The Word and Greek Philosophy

Does the Old Testament Matter? Is the Old Testament relevant to the lived-out faith of today’s Christian, or is it just a book of backgrounds for the New Testament? Opening up a Bible for the first time can be pretty daunting. It is a thick book, printed on thin paper, usually in columns. This book is filled with unfamiliar lingo and even its structure is odd. It is a collection of 66 books, 39 under the sub-title of Old Testament and 27 under the sub-title of New Testament.
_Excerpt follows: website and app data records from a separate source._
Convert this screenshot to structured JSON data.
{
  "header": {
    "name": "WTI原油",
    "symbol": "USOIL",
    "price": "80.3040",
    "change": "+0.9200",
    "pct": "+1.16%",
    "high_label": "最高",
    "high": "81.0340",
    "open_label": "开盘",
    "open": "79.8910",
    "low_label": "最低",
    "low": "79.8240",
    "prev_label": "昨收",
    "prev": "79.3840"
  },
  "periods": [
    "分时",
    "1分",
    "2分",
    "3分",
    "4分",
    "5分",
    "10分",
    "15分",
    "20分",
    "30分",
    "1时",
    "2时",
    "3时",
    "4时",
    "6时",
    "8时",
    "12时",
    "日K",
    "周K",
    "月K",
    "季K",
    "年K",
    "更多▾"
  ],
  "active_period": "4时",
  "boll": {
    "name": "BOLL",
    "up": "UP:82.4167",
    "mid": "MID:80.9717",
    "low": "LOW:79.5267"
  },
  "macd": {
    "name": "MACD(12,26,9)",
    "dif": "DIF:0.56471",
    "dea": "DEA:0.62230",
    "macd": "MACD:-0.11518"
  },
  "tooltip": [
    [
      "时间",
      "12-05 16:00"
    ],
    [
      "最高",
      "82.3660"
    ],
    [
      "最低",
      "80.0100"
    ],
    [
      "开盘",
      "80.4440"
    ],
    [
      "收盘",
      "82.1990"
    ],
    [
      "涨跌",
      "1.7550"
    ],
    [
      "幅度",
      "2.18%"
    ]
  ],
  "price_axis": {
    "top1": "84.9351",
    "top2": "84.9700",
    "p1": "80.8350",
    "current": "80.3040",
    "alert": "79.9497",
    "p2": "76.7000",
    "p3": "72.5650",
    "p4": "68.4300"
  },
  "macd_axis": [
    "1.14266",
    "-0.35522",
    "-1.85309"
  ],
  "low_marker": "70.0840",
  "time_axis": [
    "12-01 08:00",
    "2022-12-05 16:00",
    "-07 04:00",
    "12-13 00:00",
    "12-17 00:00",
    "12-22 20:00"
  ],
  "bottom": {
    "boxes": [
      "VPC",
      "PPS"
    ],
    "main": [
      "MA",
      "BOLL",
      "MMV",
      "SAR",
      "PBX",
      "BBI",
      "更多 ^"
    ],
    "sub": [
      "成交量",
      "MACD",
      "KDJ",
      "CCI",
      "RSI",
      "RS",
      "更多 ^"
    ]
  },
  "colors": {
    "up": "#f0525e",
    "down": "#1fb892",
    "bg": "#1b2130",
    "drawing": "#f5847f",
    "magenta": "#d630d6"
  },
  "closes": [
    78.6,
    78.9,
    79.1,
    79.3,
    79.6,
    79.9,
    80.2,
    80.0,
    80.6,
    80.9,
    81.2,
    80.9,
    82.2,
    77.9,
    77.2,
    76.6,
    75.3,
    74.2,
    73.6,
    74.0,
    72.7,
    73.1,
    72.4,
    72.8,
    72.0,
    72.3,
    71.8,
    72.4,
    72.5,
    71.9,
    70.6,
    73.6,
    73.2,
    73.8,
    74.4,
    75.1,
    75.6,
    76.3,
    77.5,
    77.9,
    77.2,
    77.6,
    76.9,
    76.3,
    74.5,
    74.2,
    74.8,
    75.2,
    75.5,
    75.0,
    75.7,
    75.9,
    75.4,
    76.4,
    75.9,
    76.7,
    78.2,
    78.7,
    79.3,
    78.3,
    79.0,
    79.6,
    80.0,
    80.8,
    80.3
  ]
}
What is the difference between these two sub-categories? Is the New better than the Old? The very name, Old Testament contrasts with the New Testament. What is the relationship of the Old Testament to the New Testament? What is the relationship of the Old Testament to Jesus? How do we understand the Christian’s relationship to the Old Testament? These are important questions. But they are certainly not new. Christian’s have been asking these kinds of questions for centuries.